**Exercise requirements:**
Reproduce the records below exactly, leaving out any pictures.

**Source data:**
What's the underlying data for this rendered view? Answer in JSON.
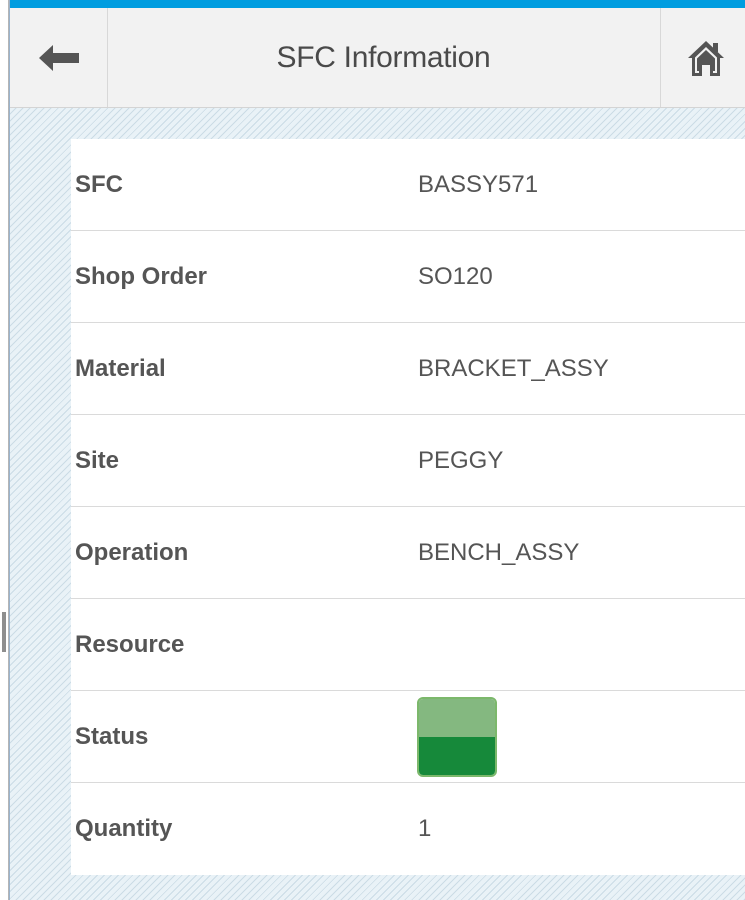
{
  "header": {
    "title": "SFC Information",
    "back_icon": "arrow-left-icon",
    "home_icon": "home-icon",
    "accent_color": "#009de0"
  },
  "fields": [
    {
      "label": "SFC",
      "value": "BASSY571"
    },
    {
      "label": "Shop Order",
      "value": "SO120"
    },
    {
      "label": "Material",
      "value": "BRACKET_ASSY"
    },
    {
      "label": "Site",
      "value": "PEGGY"
    },
    {
      "label": "Operation",
      "value": "BENCH_ASSY"
    },
    {
      "label": "Resource",
      "value": ""
    },
    {
      "label": "Status",
      "icon": "status-green-icon",
      "color": "#16893a"
    },
    {
      "label": "Quantity",
      "value": "1"
    }
  ]
}
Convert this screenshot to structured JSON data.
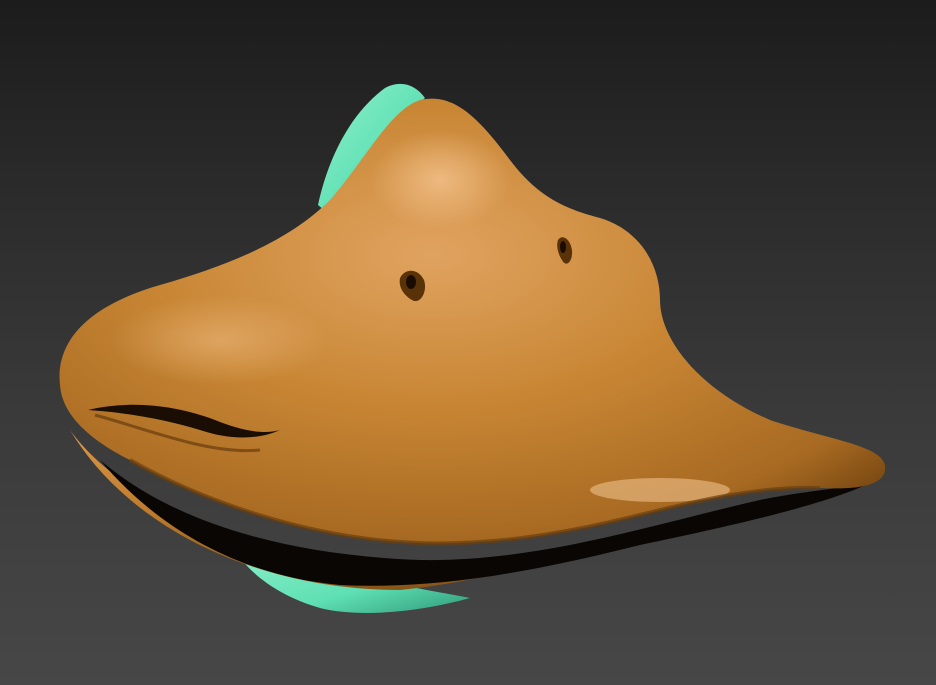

**Answer for this exercise:**
What's the underlying data for this rendered view? Answer in JSON.
{
  "header": {
    "title": "SFC Information",
    "back_icon": "arrow-left-icon",
    "home_icon": "home-icon",
    "accent_color": "#009de0"
  },
  "fields": [
    {
      "label": "SFC",
      "value": "BASSY571"
    },
    {
      "label": "Shop Order",
      "value": "SO120"
    },
    {
      "label": "Material",
      "value": "BRACKET_ASSY"
    },
    {
      "label": "Site",
      "value": "PEGGY"
    },
    {
      "label": "Operation",
      "value": "BENCH_ASSY"
    },
    {
      "label": "Resource",
      "value": ""
    },
    {
      "label": "Status",
      "icon": "status-green-icon",
      "color": "#16893a"
    },
    {
      "label": "Quantity",
      "value": "1"
    }
  ]
}
Convert this screenshot to structured JSON data.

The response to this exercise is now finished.